Remembrance of My Father – Rev. Barnabas Cheung
by Henri Cheung
As you may have learnt from my father’s biography, his story began when he committed his life to the Lord and His ministries. From his humble beginning as a missionary in Vietnam and Laos, to his very last mission trip to Peru last year, he truly had embraced and loved all the peoples he met, especially the ethnic minorities. My father told me that he’d rather go and preach to those unreached in the remotest part of the world than to places where many are already there.
He shared his faith journey with my mom and his three children, Deborah, Noah and me. For as long as I can remember, my father often taught us to always be faithful to the Lord, no matter the life circumstances. In fact, in our weekly family worship at home, my father loved to sing the hymn “Be True.” That is the music you heard earlier in the video tribute. In my mind, I can still hear him saying, “Let’s sing #200 of the Hymnal (宣道詩), Be True (要忠心).” He often led the family sing hymns and told stories to us. He loves to tell a story, whether you want to listen or not.
My father’s health was a miracle, a testament of God’s healing and protection. From the beginning of his ministry in Laos, my father begin to have episodes of coughing out blood after long series of preaching. When I was 6 years old, one day we came home to find my father passed out from heavy bleeding. We didn’t know better; we just thought he was taking an afternoon nap. Later when a medical missionary from US visited Laos, he told my father that the only way to treat this was a surgery. However, the risks of such surgery include the loss of the ability to talk. My father would rather take the risk of continual bleeding than not being able to talk again. Over the years, his bleeding never ceased but so was his determination of preaching the Word of God. The thorn in his body had always been there, but that thorn did not kill his ministry.
My mom and dad always lived a simple and frugal life.
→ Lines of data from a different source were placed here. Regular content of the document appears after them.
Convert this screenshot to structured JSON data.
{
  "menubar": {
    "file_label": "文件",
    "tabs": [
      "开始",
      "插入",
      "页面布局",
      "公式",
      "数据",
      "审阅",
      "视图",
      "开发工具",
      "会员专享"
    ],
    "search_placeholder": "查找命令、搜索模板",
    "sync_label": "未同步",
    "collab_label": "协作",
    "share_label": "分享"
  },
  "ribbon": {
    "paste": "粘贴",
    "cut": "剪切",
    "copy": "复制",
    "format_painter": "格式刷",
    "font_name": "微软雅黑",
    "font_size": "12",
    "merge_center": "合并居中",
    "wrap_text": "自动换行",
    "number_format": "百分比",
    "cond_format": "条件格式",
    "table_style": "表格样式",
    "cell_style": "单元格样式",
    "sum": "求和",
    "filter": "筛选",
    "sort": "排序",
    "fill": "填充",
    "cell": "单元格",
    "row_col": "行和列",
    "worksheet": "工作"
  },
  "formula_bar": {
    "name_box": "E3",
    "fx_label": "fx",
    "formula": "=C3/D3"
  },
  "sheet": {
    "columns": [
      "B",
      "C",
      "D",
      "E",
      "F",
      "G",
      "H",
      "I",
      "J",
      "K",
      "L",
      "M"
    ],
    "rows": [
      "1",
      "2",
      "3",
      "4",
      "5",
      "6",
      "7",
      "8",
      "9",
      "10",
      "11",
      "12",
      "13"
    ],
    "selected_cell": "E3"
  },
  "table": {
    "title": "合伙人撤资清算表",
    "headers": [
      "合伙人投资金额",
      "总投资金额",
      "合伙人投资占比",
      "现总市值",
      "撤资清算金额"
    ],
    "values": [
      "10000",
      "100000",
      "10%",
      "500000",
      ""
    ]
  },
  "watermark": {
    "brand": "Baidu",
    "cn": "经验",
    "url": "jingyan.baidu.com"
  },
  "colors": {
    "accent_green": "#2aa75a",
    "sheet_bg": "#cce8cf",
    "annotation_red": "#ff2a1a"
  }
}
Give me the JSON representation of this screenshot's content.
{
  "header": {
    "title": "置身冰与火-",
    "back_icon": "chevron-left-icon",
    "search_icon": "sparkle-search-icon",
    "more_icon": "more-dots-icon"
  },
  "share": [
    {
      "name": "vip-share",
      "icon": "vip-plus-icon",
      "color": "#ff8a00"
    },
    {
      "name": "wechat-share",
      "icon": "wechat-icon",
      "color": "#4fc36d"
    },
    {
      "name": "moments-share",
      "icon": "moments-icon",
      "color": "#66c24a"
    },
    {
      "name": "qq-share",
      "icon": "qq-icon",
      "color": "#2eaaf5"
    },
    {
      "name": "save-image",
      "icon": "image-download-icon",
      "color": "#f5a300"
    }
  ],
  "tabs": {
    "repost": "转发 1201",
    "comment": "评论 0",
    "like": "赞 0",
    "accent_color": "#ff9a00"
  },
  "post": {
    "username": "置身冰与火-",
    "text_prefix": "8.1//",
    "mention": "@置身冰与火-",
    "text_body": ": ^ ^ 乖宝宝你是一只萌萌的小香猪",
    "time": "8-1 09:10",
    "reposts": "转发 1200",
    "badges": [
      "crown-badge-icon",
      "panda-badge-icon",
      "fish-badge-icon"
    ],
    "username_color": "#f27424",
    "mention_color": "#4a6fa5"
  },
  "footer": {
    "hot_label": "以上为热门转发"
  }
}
They did that to alleviate the financial burden on the church. However, Dad was always generous to those in needs, and to the church and seminary that he loved. He also was generous to his family, his children and grandchildren.
My father didn’t care much for worldly recognition. In the 80s, he received an honorary doctorate degree for his lifelong mission work. He told us that he’d rather not tell others about this degree during his lifetime. He didn’t want this to overshadow the title he held more dearly as a Reverend. To him, being a pastor—a servant of God—is the greatest honor of all.
Dad loved all the brothers and sisters at Chinese Christian & Missionary Church, a church he founded and served for 36 years. At the beginning of his last hospital stay, he was upset because sending him to the hospital Friday night meant robbing him of the opportunity to go to church that Sunday. Greeting, shaking hands, and laughing with everyone at CCMC was something he looked forward to all week long.
My family sorely missed Dad in our human way when he passed on to the other side of glory on June 27. Yet God’s timing and plan are always perfect. During his last 7 weeks of life, my father could not eat or talk—two simple things that he loved. Despite this suffering, God was indeed merciful. The day before his passing, he was able to spend some quality time with all three grandsons together—Justin, Enoch and Austin. He smiled brightly and lovingly, communicating with them through hand gestures. Inside his body, his disease was eating him up. Outside, he gave a bright smile for his grandsons. He said goodbye to them as they left for church fellowship that evening. What a legacy of faith and perseverance he was passing to his grandchildren! God is merciful because I am certain that those beautiful moments were in his mind when he departed.
Today, we take great comfort knowing that my father is sharing a huge feast and a laugh with his old friends in heaven. He is finally in Jesus’ outstretched arms, resting in a home he had been preaching about and longing for.
It is our family’s wish to carry on my father’s legacy and passion for mission work with the “Rev. Barnabas Cheung Memorial Mission Fund.” We pray this memorial fund will carry on some of his lifelong mission works and beyond.
On behalf of my family, I would like to express our gratitude to all of you. You have walked, shared, prayed and supported my father’s life journey. He fought a good fight, not only in the mission field, but also during his illness. I hope that my father’s journey is a testimony of God’s provision and sovereignty. May God’s Word continue to provide peace and encouragement to you, knowing that we may have troubles in this world but Jesus has already overcome the world! Praise the Lord!